(Dataset rows for apps and sites)
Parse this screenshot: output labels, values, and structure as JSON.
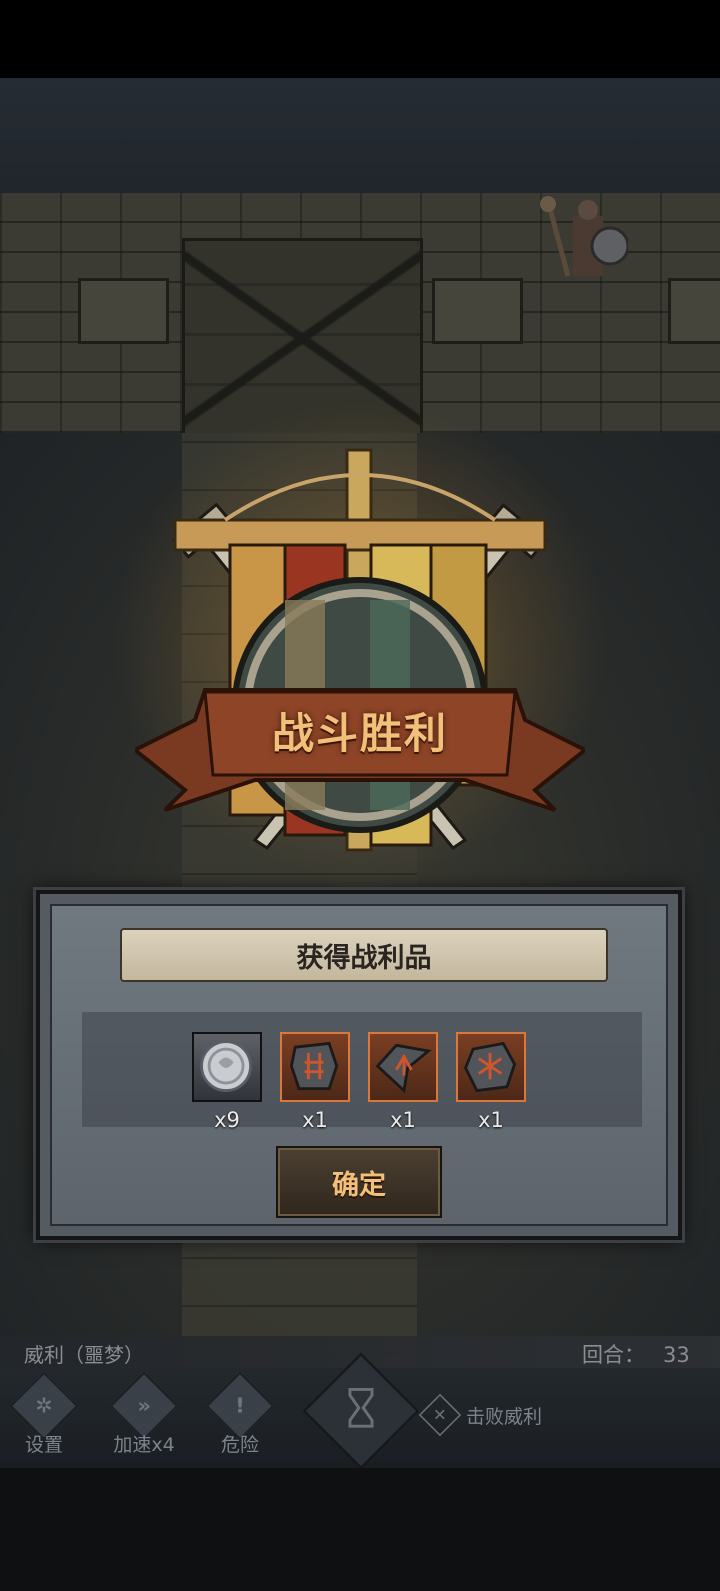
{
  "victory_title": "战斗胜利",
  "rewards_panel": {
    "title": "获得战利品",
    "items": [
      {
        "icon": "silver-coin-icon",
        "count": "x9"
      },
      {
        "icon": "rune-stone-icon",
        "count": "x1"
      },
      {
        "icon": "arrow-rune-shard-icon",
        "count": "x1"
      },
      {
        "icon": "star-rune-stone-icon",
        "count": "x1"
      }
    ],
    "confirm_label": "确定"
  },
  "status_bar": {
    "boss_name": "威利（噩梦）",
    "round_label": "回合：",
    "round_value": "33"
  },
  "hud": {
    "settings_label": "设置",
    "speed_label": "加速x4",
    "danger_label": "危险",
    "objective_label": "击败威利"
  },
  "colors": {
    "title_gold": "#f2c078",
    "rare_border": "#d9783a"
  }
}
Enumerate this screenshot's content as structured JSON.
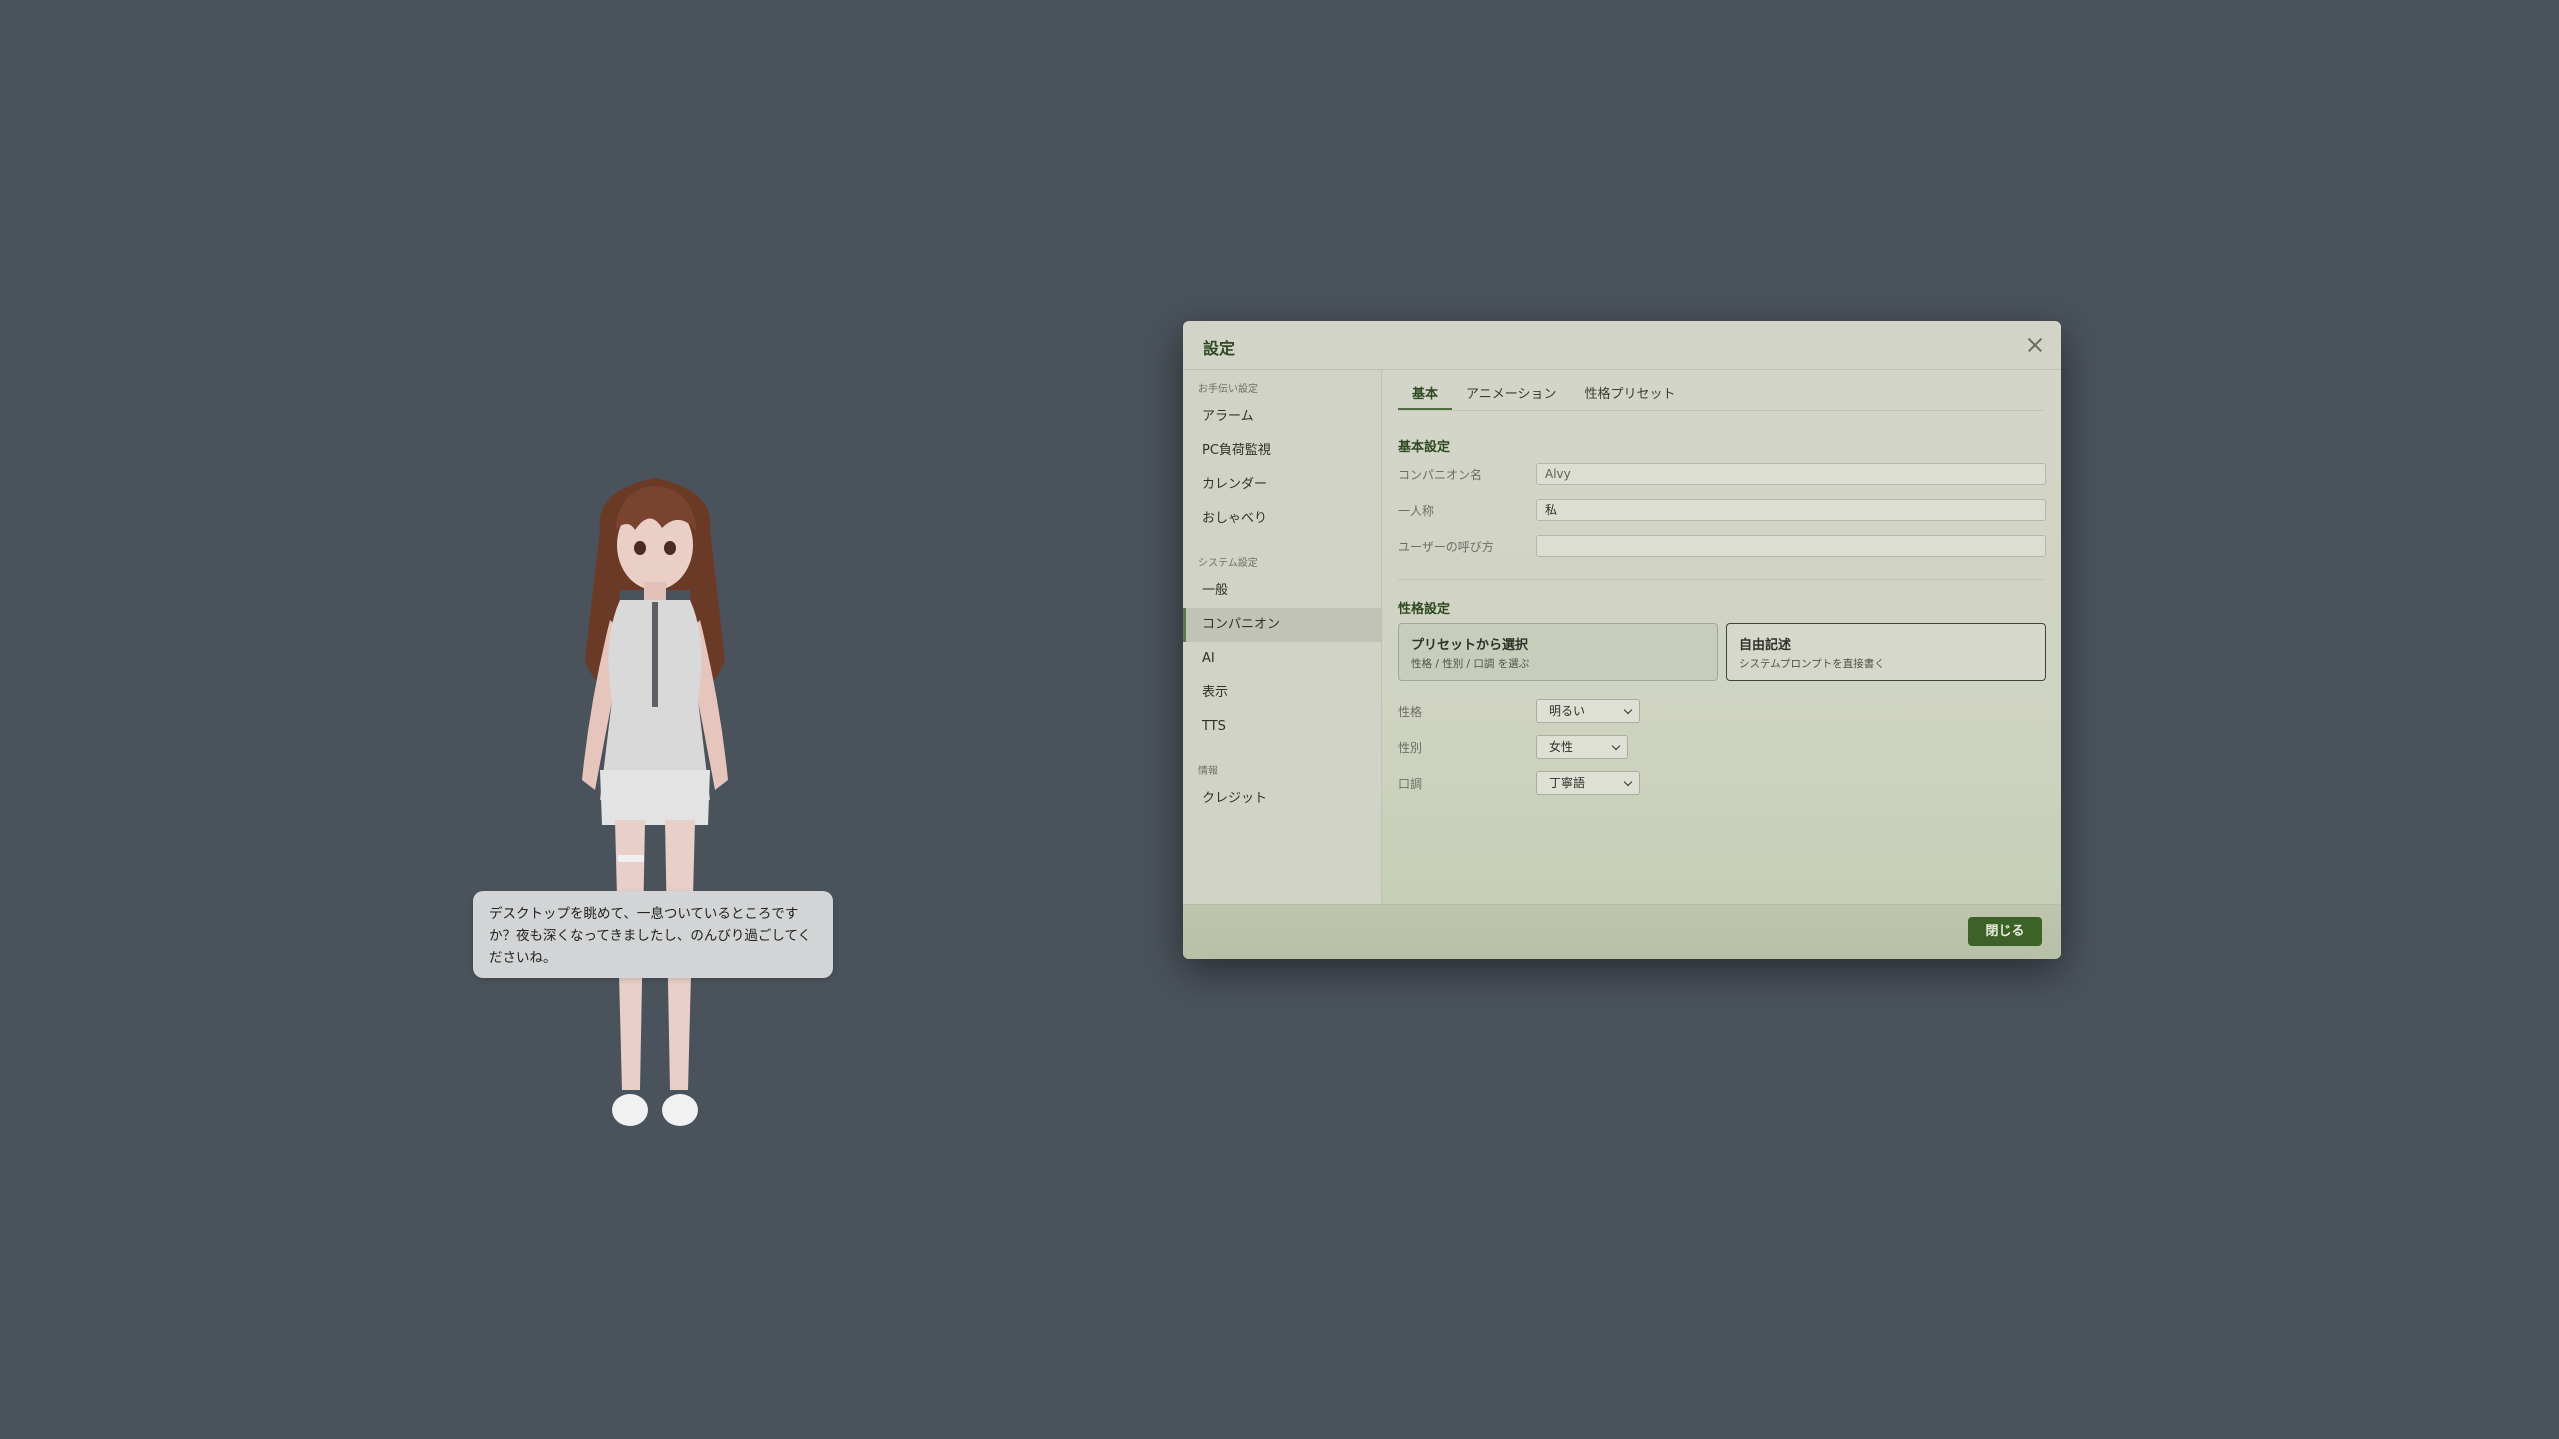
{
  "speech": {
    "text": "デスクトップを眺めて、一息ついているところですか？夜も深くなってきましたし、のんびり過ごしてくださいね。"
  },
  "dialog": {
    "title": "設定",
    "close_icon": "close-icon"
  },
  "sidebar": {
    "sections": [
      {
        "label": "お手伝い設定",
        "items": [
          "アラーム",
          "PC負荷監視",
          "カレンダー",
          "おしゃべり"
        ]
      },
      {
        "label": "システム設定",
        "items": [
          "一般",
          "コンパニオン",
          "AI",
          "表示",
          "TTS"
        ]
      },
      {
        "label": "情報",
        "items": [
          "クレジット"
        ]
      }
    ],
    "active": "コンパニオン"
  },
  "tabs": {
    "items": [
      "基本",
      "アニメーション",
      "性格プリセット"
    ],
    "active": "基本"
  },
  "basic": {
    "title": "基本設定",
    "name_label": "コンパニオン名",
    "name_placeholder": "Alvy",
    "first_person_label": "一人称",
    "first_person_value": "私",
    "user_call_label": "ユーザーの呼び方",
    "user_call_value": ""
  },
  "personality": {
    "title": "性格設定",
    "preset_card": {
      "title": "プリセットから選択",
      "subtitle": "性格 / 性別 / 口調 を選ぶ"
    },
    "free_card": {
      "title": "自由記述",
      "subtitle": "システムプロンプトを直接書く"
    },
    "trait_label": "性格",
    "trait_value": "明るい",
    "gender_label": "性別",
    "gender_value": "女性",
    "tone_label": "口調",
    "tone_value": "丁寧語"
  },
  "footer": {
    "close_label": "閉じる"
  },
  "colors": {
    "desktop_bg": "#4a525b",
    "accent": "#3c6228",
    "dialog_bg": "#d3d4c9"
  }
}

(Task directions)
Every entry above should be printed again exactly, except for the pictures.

(Written response)
Parse this screenshot: output labels, values, and structure as JSON.
{
  "victory_title": "战斗胜利",
  "rewards_panel": {
    "title": "获得战利品",
    "items": [
      {
        "icon": "silver-coin-icon",
        "count": "x9"
      },
      {
        "icon": "rune-stone-icon",
        "count": "x1"
      },
      {
        "icon": "arrow-rune-shard-icon",
        "count": "x1"
      },
      {
        "icon": "star-rune-stone-icon",
        "count": "x1"
      }
    ],
    "confirm_label": "确定"
  },
  "status_bar": {
    "boss_name": "威利（噩梦）",
    "round_label": "回合：",
    "round_value": "33"
  },
  "hud": {
    "settings_label": "设置",
    "speed_label": "加速x4",
    "danger_label": "危险",
    "objective_label": "击败威利"
  },
  "colors": {
    "title_gold": "#f2c078",
    "rare_border": "#d9783a"
  }
}
Enumerate this screenshot's content as structured JSON.
{
  "speech": {
    "text": "デスクトップを眺めて、一息ついているところですか？夜も深くなってきましたし、のんびり過ごしてくださいね。"
  },
  "dialog": {
    "title": "設定",
    "close_icon": "close-icon"
  },
  "sidebar": {
    "sections": [
      {
        "label": "お手伝い設定",
        "items": [
          "アラーム",
          "PC負荷監視",
          "カレンダー",
          "おしゃべり"
        ]
      },
      {
        "label": "システム設定",
        "items": [
          "一般",
          "コンパニオン",
          "AI",
          "表示",
          "TTS"
        ]
      },
      {
        "label": "情報",
        "items": [
          "クレジット"
        ]
      }
    ],
    "active": "コンパニオン"
  },
  "tabs": {
    "items": [
      "基本",
      "アニメーション",
      "性格プリセット"
    ],
    "active": "基本"
  },
  "basic": {
    "title": "基本設定",
    "name_label": "コンパニオン名",
    "name_placeholder": "Alvy",
    "first_person_label": "一人称",
    "first_person_value": "私",
    "user_call_label": "ユーザーの呼び方",
    "user_call_value": ""
  },
  "personality": {
    "title": "性格設定",
    "preset_card": {
      "title": "プリセットから選択",
      "subtitle": "性格 / 性別 / 口調 を選ぶ"
    },
    "free_card": {
      "title": "自由記述",
      "subtitle": "システムプロンプトを直接書く"
    },
    "trait_label": "性格",
    "trait_value": "明るい",
    "gender_label": "性別",
    "gender_value": "女性",
    "tone_label": "口調",
    "tone_value": "丁寧語"
  },
  "footer": {
    "close_label": "閉じる"
  },
  "colors": {
    "desktop_bg": "#4a525b",
    "accent": "#3c6228",
    "dialog_bg": "#d3d4c9"
  }
}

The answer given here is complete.